Again, the conclusion may be radically changed by finding that he had an operation years before, since which he has never been well. This may mean that the symptoms are reflex and may give us still another point of view. Recently a young man came to me, as nearly hysterical as a man can be, with exalted, hysterical ideas. The symptom picture came after an operation. The irritation from the operation excited an unstable nervous system and brought to the surface an hysterical condition latent in the system before the operation. ln other words the operation was the exciting cause of the presented condition. An exciting cause uncovers the underlying strata, often lying dormant for years, and is an important part of the symptom picture. A fall downstairs, an automobile accident, great grief may bring to the surface this basic strata. One can not unravel such a complicated case without taking into consideration all exciting causes and what they ultimately reveal.

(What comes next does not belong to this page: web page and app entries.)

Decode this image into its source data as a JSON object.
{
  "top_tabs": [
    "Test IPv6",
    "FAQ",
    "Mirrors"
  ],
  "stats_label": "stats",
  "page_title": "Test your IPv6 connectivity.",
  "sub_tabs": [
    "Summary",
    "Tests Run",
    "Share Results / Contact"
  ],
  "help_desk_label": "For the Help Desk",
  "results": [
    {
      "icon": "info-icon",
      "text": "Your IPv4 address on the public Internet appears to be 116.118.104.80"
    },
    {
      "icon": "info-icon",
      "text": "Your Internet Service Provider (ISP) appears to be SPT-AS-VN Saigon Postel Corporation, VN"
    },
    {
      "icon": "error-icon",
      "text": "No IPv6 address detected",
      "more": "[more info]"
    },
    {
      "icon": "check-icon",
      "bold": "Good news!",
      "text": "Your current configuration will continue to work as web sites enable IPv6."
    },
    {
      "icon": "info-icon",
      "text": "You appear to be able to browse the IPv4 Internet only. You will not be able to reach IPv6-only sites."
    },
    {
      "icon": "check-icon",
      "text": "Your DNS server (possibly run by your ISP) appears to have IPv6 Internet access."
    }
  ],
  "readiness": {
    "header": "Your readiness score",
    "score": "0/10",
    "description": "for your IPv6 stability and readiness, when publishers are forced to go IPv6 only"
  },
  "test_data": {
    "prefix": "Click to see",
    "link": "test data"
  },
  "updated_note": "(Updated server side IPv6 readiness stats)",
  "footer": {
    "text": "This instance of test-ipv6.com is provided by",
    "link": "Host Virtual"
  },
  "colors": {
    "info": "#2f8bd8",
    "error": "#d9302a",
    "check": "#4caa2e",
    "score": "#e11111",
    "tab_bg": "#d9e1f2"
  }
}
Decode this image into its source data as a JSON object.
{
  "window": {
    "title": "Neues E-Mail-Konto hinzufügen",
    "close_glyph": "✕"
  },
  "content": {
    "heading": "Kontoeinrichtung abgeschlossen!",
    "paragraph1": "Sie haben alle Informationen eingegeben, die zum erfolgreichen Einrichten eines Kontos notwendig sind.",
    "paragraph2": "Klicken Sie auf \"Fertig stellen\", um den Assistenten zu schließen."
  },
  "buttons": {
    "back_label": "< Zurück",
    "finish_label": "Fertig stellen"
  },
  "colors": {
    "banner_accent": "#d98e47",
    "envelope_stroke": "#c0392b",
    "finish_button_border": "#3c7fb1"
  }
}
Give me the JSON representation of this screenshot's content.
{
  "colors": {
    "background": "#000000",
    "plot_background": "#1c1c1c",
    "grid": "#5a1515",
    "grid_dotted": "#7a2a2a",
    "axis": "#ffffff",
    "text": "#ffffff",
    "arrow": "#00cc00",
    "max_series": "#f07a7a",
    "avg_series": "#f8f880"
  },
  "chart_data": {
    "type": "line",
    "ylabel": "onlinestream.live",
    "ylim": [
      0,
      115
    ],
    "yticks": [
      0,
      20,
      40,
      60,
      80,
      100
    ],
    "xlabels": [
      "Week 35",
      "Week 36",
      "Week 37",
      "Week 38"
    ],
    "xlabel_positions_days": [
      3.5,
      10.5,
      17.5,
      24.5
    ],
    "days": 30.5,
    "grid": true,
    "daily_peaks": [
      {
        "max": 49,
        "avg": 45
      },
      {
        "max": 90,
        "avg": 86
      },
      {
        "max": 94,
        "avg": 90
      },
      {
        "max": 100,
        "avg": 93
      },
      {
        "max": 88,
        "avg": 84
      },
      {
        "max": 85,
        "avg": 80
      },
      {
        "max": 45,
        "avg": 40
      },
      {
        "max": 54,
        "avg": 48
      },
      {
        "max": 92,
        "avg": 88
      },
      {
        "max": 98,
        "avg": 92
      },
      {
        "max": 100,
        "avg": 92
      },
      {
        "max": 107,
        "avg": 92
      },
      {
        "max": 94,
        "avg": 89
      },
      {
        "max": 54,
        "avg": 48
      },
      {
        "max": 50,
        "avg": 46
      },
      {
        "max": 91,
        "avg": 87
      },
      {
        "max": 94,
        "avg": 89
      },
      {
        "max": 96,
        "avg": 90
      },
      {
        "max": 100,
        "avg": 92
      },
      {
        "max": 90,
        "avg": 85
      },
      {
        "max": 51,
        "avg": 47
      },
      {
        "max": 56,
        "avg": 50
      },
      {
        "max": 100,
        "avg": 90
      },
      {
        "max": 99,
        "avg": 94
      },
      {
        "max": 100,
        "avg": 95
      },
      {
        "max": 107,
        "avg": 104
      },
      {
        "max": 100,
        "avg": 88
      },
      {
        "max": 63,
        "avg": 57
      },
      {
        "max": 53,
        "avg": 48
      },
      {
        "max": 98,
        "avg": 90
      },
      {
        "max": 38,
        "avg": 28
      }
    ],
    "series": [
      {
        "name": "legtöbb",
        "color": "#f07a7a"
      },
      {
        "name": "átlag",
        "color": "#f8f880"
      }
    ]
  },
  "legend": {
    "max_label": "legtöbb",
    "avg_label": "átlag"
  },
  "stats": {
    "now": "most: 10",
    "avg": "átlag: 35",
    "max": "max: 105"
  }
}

C.M. Boger
Cyrus Maxwell Boger 5/ 13/ 1861 "“ 9/ 2/ 1935
Born in Western Pennsylvania, he graduated from the Philadelphia College of Pharmacy and subsequently Hahnemann Medical College of Philadelphia. He moved to Parkersburg, W. Va., in 1888, practicing there, but also consulting worldwide. He gave lectures at the Pulte Medical College in Cincinnati and taught philosophy, materia medica, and repertory at the American Foundation for Homoeopathy Postgraduate School. Boger brought BÅ“nninghausen's Characteristics and Repertory into the English Language in 1905. His publications include :
Boenninghausen's Characteristics and Repertory
Boenninghausen's Antipsorics
Boger's Diphtheria, (The Homoeopathic Therapeutics of)
A Synoptic Key of the Materia Medica, 1915
General Analysis with Card Index, 1931
Samarskite-A Proving
The Times Which Characterize the Appearance and Aggravation of the Symptoms and their Remedies